▶ **Excerpted data**
┄┄┄┄┄┄┄┄┄┄┄┄┄┄┄┄┄┄┄┄
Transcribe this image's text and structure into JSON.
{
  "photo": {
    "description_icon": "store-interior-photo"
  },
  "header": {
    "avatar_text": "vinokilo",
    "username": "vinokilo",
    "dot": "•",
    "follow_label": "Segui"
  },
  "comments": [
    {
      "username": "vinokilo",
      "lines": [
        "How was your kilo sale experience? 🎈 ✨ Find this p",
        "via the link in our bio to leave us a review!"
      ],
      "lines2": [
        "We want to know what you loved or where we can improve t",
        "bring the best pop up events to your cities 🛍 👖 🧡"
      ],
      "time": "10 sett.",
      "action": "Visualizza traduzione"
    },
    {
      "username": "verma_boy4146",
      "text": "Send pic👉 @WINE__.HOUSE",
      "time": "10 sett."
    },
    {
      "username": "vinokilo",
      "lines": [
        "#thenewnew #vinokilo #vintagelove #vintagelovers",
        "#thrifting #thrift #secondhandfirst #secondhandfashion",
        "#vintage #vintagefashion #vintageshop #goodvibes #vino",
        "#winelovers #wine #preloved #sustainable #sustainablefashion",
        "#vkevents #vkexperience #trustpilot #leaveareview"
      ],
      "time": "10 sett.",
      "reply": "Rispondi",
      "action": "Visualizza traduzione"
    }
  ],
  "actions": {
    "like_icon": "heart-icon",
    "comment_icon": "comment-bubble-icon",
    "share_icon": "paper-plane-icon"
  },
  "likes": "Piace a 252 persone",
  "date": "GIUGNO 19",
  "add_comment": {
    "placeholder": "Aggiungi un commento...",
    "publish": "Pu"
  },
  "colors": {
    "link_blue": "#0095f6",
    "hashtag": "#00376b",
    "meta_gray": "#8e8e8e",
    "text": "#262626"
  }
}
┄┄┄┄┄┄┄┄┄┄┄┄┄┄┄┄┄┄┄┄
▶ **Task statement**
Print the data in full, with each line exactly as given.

▶ **Answer to this problem**
Transcribe this image's text and structure into JSON.
{
  "photo": {
    "description_icon": "store-interior-photo"
  },
  "header": {
    "avatar_text": "vinokilo",
    "username": "vinokilo",
    "dot": "•",
    "follow_label": "Segui"
  },
  "comments": [
    {
      "username": "vinokilo",
      "lines": [
        "How was your kilo sale experience? 🎈 ✨ Find this p",
        "via the link in our bio to leave us a review!"
      ],
      "lines2": [
        "We want to know what you loved or where we can improve t",
        "bring the best pop up events to your cities 🛍 👖 🧡"
      ],
      "time": "10 sett.",
      "action": "Visualizza traduzione"
    },
    {
      "username": "verma_boy4146",
      "text": "Send pic👉 @WINE__.HOUSE",
      "time": "10 sett."
    },
    {
      "username": "vinokilo",
      "lines": [
        "#thenewnew #vinokilo #vintagelove #vintagelovers",
        "#thrifting #thrift #secondhandfirst #secondhandfashion",
        "#vintage #vintagefashion #vintageshop #goodvibes #vino",
        "#winelovers #wine #preloved #sustainable #sustainablefashion",
        "#vkevents #vkexperience #trustpilot #leaveareview"
      ],
      "time": "10 sett.",
      "reply": "Rispondi",
      "action": "Visualizza traduzione"
    }
  ],
  "actions": {
    "like_icon": "heart-icon",
    "comment_icon": "comment-bubble-icon",
    "share_icon": "paper-plane-icon"
  },
  "likes": "Piace a 252 persone",
  "date": "GIUGNO 19",
  "add_comment": {
    "placeholder": "Aggiungi un commento...",
    "publish": "Pu"
  },
  "colors": {
    "link_blue": "#0095f6",
    "hashtag": "#00376b",
    "meta_gray": "#8e8e8e",
    "text": "#262626"
  }
}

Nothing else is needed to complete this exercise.